THE DATA:

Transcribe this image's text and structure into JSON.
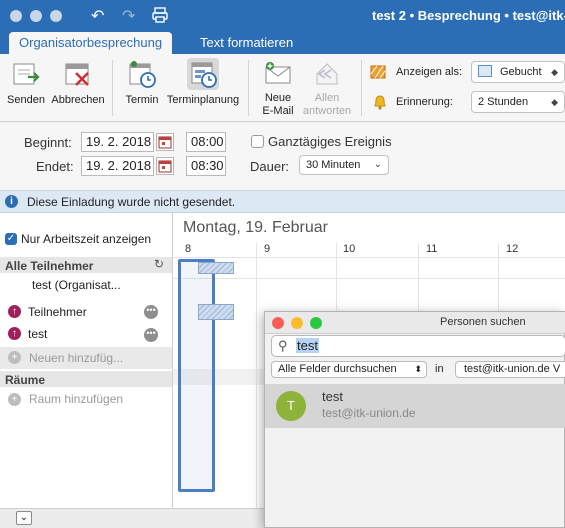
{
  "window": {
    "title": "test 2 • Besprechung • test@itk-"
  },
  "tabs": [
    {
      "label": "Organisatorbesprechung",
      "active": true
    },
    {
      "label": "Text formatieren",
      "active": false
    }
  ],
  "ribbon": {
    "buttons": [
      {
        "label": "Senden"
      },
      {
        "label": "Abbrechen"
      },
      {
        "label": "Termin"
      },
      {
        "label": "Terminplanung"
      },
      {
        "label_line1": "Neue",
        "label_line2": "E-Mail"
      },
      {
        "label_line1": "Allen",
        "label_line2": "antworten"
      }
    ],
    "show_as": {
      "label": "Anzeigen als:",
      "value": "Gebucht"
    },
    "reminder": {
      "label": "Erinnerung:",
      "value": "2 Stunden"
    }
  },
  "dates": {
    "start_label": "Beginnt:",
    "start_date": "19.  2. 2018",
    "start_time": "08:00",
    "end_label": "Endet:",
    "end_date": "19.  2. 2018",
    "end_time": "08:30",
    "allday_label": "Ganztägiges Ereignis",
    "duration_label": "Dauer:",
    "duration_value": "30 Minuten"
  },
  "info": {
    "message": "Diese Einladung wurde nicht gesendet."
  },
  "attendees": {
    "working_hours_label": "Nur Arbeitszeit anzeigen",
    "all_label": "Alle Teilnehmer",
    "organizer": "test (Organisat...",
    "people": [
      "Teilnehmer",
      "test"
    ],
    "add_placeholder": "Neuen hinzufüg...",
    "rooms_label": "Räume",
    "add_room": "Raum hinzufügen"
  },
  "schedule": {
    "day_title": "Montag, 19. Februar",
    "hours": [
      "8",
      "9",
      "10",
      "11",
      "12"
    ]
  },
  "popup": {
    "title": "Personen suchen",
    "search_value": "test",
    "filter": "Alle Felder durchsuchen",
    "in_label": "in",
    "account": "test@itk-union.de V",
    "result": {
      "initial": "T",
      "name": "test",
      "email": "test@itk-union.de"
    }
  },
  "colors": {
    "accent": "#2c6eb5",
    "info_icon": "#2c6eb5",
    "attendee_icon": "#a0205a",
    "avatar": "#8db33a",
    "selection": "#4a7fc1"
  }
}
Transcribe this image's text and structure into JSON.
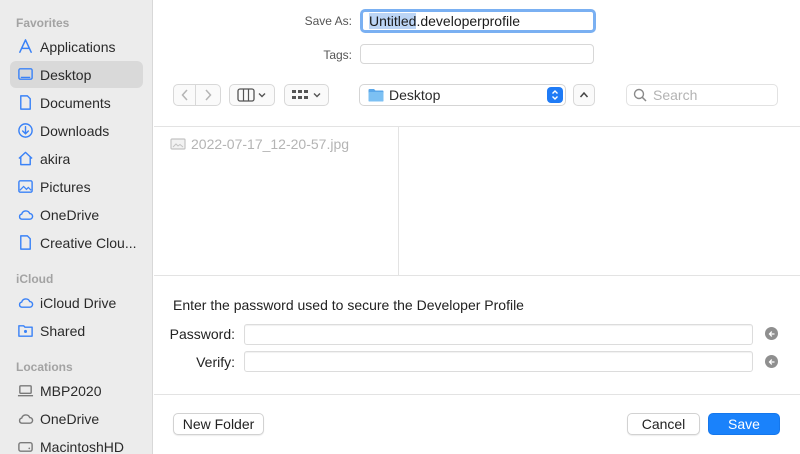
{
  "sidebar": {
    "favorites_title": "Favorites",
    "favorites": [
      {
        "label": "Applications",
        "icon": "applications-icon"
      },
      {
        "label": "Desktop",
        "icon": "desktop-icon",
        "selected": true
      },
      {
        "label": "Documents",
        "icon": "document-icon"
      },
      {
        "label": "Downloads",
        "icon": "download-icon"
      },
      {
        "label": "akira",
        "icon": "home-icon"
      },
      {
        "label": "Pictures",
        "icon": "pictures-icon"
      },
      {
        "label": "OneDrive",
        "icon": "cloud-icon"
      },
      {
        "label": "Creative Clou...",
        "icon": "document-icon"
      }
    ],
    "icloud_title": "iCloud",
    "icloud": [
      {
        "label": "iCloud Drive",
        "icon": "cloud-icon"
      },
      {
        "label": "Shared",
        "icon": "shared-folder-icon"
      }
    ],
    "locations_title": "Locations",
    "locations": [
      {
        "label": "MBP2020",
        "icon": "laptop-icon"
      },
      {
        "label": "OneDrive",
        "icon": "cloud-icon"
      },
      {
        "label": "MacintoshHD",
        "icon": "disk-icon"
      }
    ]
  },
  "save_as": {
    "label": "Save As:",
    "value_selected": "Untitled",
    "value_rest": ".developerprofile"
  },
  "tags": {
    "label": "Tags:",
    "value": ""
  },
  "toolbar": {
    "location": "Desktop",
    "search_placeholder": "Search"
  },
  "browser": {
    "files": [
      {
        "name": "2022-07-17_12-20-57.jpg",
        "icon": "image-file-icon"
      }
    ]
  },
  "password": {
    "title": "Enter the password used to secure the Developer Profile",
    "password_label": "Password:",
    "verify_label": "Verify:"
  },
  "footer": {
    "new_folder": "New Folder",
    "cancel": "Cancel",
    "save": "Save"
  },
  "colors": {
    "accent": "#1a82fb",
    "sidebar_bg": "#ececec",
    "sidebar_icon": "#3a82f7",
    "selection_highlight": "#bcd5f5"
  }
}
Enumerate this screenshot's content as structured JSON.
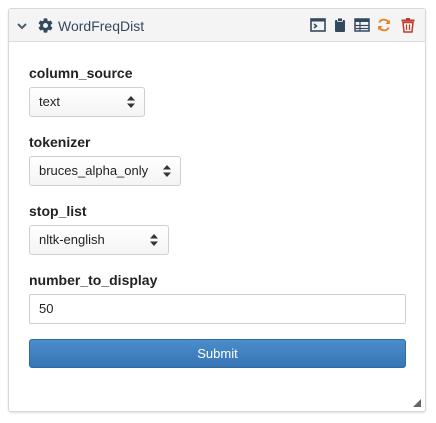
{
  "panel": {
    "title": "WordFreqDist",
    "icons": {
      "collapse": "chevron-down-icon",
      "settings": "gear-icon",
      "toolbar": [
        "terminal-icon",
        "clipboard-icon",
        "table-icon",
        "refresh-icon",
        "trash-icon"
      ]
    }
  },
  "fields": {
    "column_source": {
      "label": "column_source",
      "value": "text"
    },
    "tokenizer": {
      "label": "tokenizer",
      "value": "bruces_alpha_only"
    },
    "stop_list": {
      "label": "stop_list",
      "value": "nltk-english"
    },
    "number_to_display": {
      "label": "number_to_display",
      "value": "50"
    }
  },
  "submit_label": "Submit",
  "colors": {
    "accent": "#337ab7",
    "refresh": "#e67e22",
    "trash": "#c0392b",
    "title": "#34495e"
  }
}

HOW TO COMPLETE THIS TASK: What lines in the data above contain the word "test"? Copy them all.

YOUR SOLUTION:
    "title": "test 2 • Besprechung • test@itk-"
    "organizer": "test (Organisat...",
      "test"
    "search_value": "test",
    "account": "test@itk-union.de V",
      "name": "test",
      "email": "test@itk-union.de"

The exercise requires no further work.